Legislators at AFL House are being called on to amend the pre-season programs of competing clubs in an effort to help curb the rise of recorded concussion cases.

Such requests, put forth by concussion crusader and pioneering player manager Peter Jess, come in the wake of a 15 per cent spike in cases between the commencement of the 2021  and the cessation of the 2022 AFL seasons.

According to research reported by News Corp, from New Year's Day until the close of the most recent season in September, 121 separate concussions were recorded - up from 103 in 2021.

While the lion's share was recorded during the rough and tumble of the regular season, a number were also chalked up during pre-season contact drills gone wrong.

Although mandatory 12-day waiting periods following recorded cases have played a role in allowing afflicted players to recover rather than be rushed back, Jess stressed that a chance to dial back pre-season collision courses would add further aid.

“The fundamental question is do we accept we want a dangerous game that accepts 120 brain traumas a year?" Jess said in conversation with The Herald Sun.

“The last three years we have seen a steady increase from 96 to 102 to 121.

“The doctors have the same diagnostic techniques so there are more concussions.

“We have to eliminate full-tackle training drills because we know repeated collisions cause issues. It's not just repeated head knocks, it is repeated collisions.

“You don't need to get hit in the head to have brain damage, it's the transfer of energy. When you have a stop-start motion your brain keeps moving forward.

“We need a clear target for the number of concussions and then we need to find ways to reduce it. Rather than only focusing on treatment, we need to focus on prevention and mitigation and we aren't doing enough”.

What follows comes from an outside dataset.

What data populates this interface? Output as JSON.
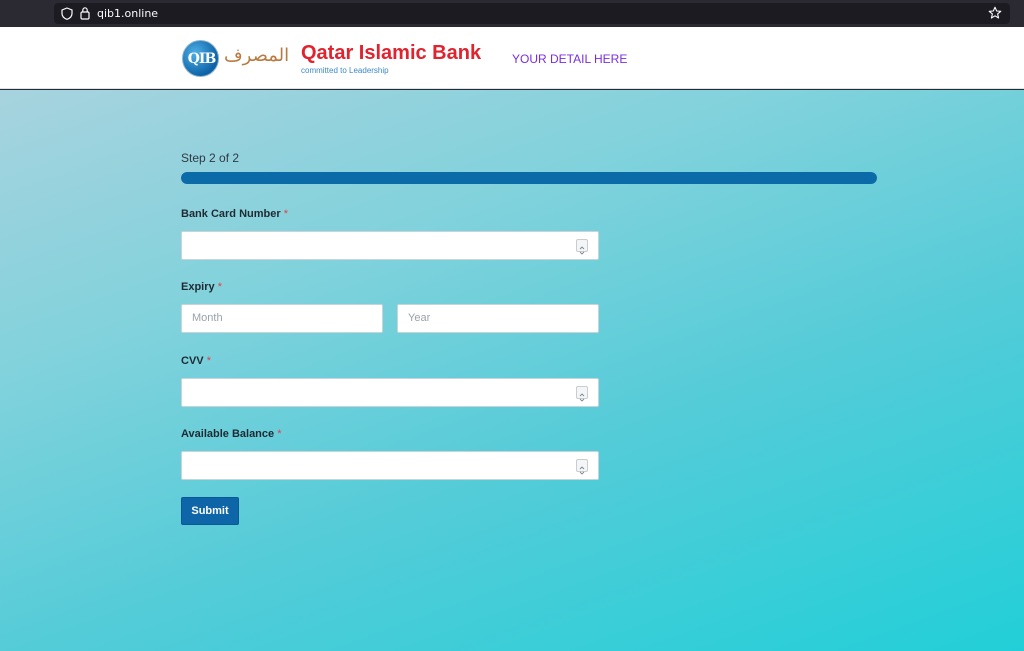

Throughout the course of the 2022 season, 11 AFL-listed players recorded multiple concussions, with Bulldog Anthony Scott ruled out on three separate occasions.